Simultaneously, the character of Olivia Benson, played by Mariska Hargitay, will be dealing with internal questions of her own racial bias.
“You’re gonna see Mariska deal with the challenge of, ‘Is she racist?’” he said. “We have this ‘Karen’ situation where we pick up this black guy, but did we profile him? Was implicit bias involved? Why didn’t we question the white lady?”
In an op-ed for The Washington Post earlier this year, Alyssa Rosenberg argued that such shows should be canceled entirely.
“There’s no question that it would be costly for networks and studios to walk away from the police genre entirely,” Rosenberg wrote. “Canceling Dick Wolf’s ‘Chicago’ franchise of shows would wipe out an entire night of NBC’s prime-time programming; dropping ‘Law & Order: Special Victims Unit’ and a planned spinoff would cut even further into the lineup.”
Rosenberg went on to argue how Hollywood and police departments have been collaborating on projects throughout the years, leading the industry to show police only in a positive light.

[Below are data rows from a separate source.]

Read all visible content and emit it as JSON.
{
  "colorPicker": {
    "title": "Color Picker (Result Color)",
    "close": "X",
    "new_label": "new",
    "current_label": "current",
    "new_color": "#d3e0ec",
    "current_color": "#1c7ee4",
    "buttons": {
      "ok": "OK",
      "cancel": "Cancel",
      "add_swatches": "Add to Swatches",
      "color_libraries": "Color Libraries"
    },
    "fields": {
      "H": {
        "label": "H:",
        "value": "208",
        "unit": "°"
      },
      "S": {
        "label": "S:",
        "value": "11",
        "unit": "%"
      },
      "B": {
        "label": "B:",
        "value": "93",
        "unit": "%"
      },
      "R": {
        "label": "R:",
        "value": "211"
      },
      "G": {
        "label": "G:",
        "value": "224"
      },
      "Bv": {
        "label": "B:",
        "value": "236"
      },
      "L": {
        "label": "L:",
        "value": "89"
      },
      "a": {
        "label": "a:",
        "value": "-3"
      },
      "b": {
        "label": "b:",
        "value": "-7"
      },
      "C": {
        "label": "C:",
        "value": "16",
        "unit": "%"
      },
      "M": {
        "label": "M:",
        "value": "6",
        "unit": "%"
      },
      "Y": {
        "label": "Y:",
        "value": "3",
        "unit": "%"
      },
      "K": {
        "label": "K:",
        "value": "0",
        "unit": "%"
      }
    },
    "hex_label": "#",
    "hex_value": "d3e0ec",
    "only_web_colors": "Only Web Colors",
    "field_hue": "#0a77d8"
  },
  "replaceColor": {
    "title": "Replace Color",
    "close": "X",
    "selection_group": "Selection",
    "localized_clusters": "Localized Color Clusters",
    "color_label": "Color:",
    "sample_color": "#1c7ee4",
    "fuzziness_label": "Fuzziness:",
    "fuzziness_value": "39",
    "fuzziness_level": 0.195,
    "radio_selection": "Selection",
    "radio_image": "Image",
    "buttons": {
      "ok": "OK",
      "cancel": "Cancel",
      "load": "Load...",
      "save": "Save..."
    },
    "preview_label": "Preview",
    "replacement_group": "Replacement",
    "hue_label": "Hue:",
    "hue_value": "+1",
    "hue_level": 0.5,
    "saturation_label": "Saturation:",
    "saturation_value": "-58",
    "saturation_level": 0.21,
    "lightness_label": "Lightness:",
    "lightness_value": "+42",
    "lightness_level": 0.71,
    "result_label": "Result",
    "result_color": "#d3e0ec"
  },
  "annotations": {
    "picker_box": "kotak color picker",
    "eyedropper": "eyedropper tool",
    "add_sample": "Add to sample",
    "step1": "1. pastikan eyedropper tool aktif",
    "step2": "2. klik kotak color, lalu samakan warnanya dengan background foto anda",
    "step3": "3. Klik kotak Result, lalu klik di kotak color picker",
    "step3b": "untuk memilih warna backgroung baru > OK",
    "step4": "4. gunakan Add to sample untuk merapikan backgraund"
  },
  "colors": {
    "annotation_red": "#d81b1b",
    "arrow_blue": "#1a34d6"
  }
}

“For a century, Hollywood has been collaborating with police departments, telling stories that whitewash police shootings and valorizing an action-hero style of policing over the harder, less dramatic work of building relationships with the communities cops are meant to serve and protect,” she writes. “There’s a reason for that beyond a reactionary streak hiding below the industry’s surface liberalism.”